Moments that seemed like hours passed and a mum with two children walked by. I called out in desperation. “Please help, I’ve got myself stuck up this tree.” She just laughed. She was mean. What is it with people? This was no laughing matter. She then repeated the words I heard from my own mum “If you got up you can get down.”
Then a couple joined her and they asked what was going on. I’m not sure what she said but they laughed and within a few more minutes there were about 12 people looking up all laughing.
I had an audience and they were laughing at me. You know what this means.
“Good afternoon everyone, I’m Mat Wills and welcome to the park. I seem to be stuck in this tree.” The crowd laughed hard. Wow, this was a gig!
In Comedy, if you have a really great gig it’s known as ‘Taking The Roof Off’. I looked up but there was no roof, which could only mean I was on the verge of having my best gig ever. Watch Out McIntyre.
Someone then shouted out that I was barking mad. The crowd laughed again. I shouted back that I told a guy in a wheelchair and that he must had gone to get help.
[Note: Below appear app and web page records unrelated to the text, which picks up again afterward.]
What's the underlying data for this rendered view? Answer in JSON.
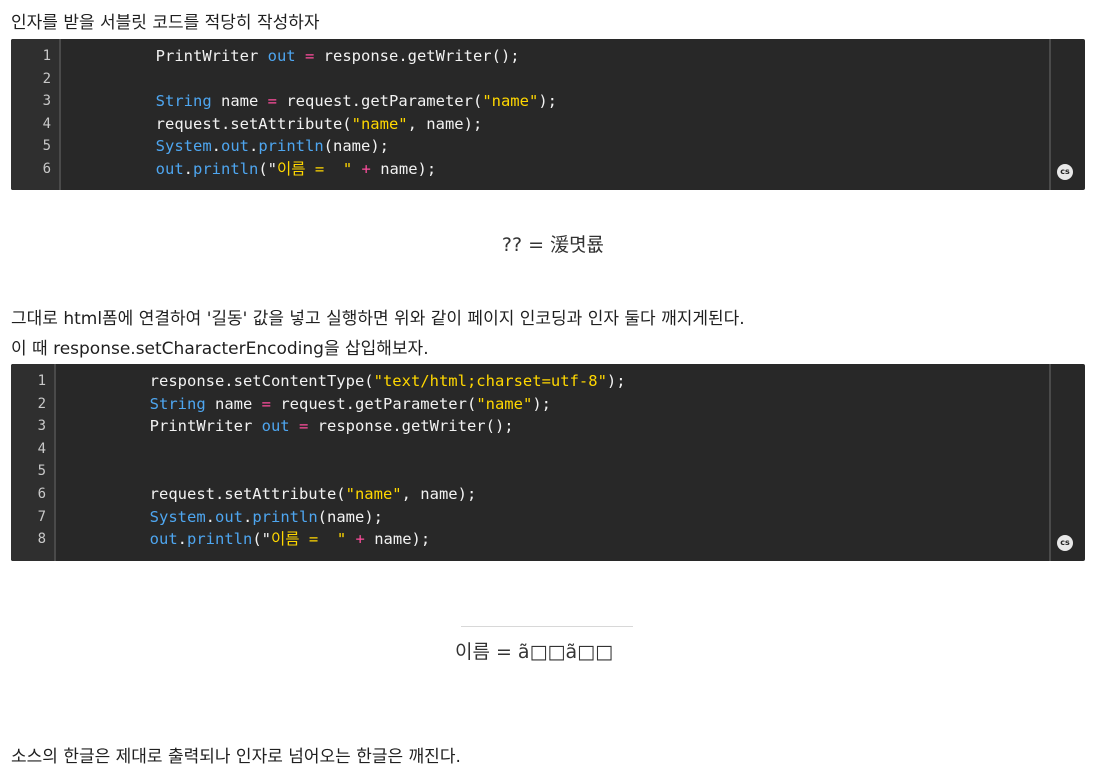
{
  "intro_text": "인자를 받을 서블릿 코드를 적당히 작성하자",
  "code1": {
    "badge": "cs",
    "lines": [
      [
        {
          "t": "        PrintWriter "
        },
        {
          "t": "out",
          "c": "kw"
        },
        {
          "t": " "
        },
        {
          "t": "=",
          "c": "op"
        },
        {
          "t": " response.getWriter();"
        }
      ],
      [],
      [
        {
          "t": "        "
        },
        {
          "t": "String",
          "c": "kw"
        },
        {
          "t": " name "
        },
        {
          "t": "=",
          "c": "op"
        },
        {
          "t": " request.getParameter("
        },
        {
          "t": "\"name\"",
          "c": "str"
        },
        {
          "t": ");"
        }
      ],
      [
        {
          "t": "        request.setAttribute("
        },
        {
          "t": "\"name\"",
          "c": "str"
        },
        {
          "t": ", name);"
        }
      ],
      [
        {
          "t": "        "
        },
        {
          "t": "System",
          "c": "kw"
        },
        {
          "t": "."
        },
        {
          "t": "out",
          "c": "kw"
        },
        {
          "t": "."
        },
        {
          "t": "println",
          "c": "kw"
        },
        {
          "t": "(name);"
        }
      ],
      [
        {
          "t": "        "
        },
        {
          "t": "out",
          "c": "kw"
        },
        {
          "t": "."
        },
        {
          "t": "println",
          "c": "kw"
        },
        {
          "t": "(\""
        },
        {
          "t": "이름 =  \"",
          "c": "str"
        },
        {
          "t": " "
        },
        {
          "t": "+",
          "c": "op"
        },
        {
          "t": " name);"
        }
      ]
    ]
  },
  "output1": "?? = 湲몃룞",
  "desc1": "그대로 html폼에 연결하여 '길동' 값을 넣고 실행하면 위와 같이 페이지 인코딩과 인자 둘다 깨지게된다.",
  "desc2": "이 때 response.setCharacterEncoding을 삽입해보자.",
  "code2": {
    "badge": "cs",
    "lines": [
      [
        {
          "t": "        response.setContentType("
        },
        {
          "t": "\"text/html;charset=utf-8\"",
          "c": "str"
        },
        {
          "t": ");"
        }
      ],
      [
        {
          "t": "        "
        },
        {
          "t": "String",
          "c": "kw"
        },
        {
          "t": " name "
        },
        {
          "t": "=",
          "c": "op"
        },
        {
          "t": " request.getParameter("
        },
        {
          "t": "\"name\"",
          "c": "str"
        },
        {
          "t": ");"
        }
      ],
      [
        {
          "t": "        PrintWriter "
        },
        {
          "t": "out",
          "c": "kw"
        },
        {
          "t": " "
        },
        {
          "t": "=",
          "c": "op"
        },
        {
          "t": " response.getWriter();"
        }
      ],
      [],
      [],
      [
        {
          "t": "        request.setAttribute("
        },
        {
          "t": "\"name\"",
          "c": "str"
        },
        {
          "t": ", name);"
        }
      ],
      [
        {
          "t": "        "
        },
        {
          "t": "System",
          "c": "kw"
        },
        {
          "t": "."
        },
        {
          "t": "out",
          "c": "kw"
        },
        {
          "t": "."
        },
        {
          "t": "println",
          "c": "kw"
        },
        {
          "t": "(name);"
        }
      ],
      [
        {
          "t": "        "
        },
        {
          "t": "out",
          "c": "kw"
        },
        {
          "t": "."
        },
        {
          "t": "println",
          "c": "kw"
        },
        {
          "t": "(\""
        },
        {
          "t": "이름 =  \"",
          "c": "str"
        },
        {
          "t": " "
        },
        {
          "t": "+",
          "c": "op"
        },
        {
          "t": " name);"
        }
      ]
    ]
  },
  "output2": "이름 = ã□□ã□□",
  "conclusion": "소스의 한글은 제대로 출력되나 인자로 넘어오는 한글은 깨진다."
}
They laughed again. That wasn’t even funny and they cackled. This was audience interaction at its finest.
I explained about having left my mobile in the car and the laughing continued. I think I heard the word ‘idiot’ more than once. By this stage, who cared? It was great and my woes had left me.
I told a few more gags but by this point they were beginning to lose interest and I realised it was too much of a good thing and I’d have to exit stage left.
Necessity is the mother of invention so I decided I would have to climb down.
I gradually eased my way down and made it to the much lower branch and hung off. I then stupidly looked below me. This was a mistake. OK, I’ll climb back up and have a rethink. No I won’t, as my puny little hands wouldn’t let me and I had begun to lose my grip. I fell. The crowd gasped. Thud, tuck and a roll, I then stood up and gave a theatrical ‘TaaDaaaa”.
The mean mum asked if I was OK. Of course I wasn’t OK but people were laughing again. I know that laughter is what I want but preferably not like this, as it would be much more fulfilling if it had been through some clever word play I’d created and not because I had become some kind of modern day Frank Spencer.
Although, deep down, the smiles I’d created were a great comfort. The park people were a good crowd, too. Tough, but appreciative.
I’m no longer up a tree but, truth be told, my knees are now really experiencing some ‘Jip’.
More of Mat Wills on the internet